Tishbi, Estate Pinot Noir 2008: Garnet and a bit muddy, with on the nose crushed red currants, cherries and slightly toasted oak. Light to medium-bodied with on the palate again crushed red currants, sour cherries and plums as well as roasted coffee beans and soft lingering tannins on the moderately long finish. Nice Pinot and not as refined as I'd like it but enjoyable.
Tishbi, Estate Syrah 2009: Dark cherry-garnet with purple reflections, on the nose plums, raspberries, blackberries and a hint of leather. Full-bodied and fruit-forward this is more like a cross between a Rhone-style Syrah and an Australian blockbuster Shiraz with gentle, soft juicy fruit and tannins featuring on the palate raspberries, blackberries and ripe plums, mocha and roasted meat with soft tannins on the long and mouth-filling finish. Very enjoyable.
Tishbi, Port-style dessert wine Barbera-Zinfandel, 2006: A blend of 50% Barbera and 50% Zinfandel, aged in barrels under the sun for 18 months and fortified with brandy. Dark garnet with some brown-ish edges, the nose features prunes, dates and raspberry jam. Full-bodied with on the palate blackberry and raspberry jam, dates, prunes, raisins, caramelized walnuts, cinnamon and spicy oak with nice tannins and a bit of heat on the very long finish. The heat eventually blows off after some good swirling and a few minutes in the glass, tasty.
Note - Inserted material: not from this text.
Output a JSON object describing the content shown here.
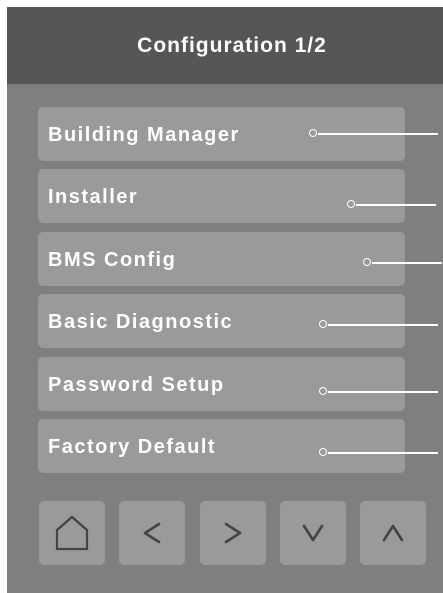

I didn't take any note on the Brandy but it was quite lighter than the Carmel and more resembling a VSOP Dupuy. But nice and well-made that's for sure.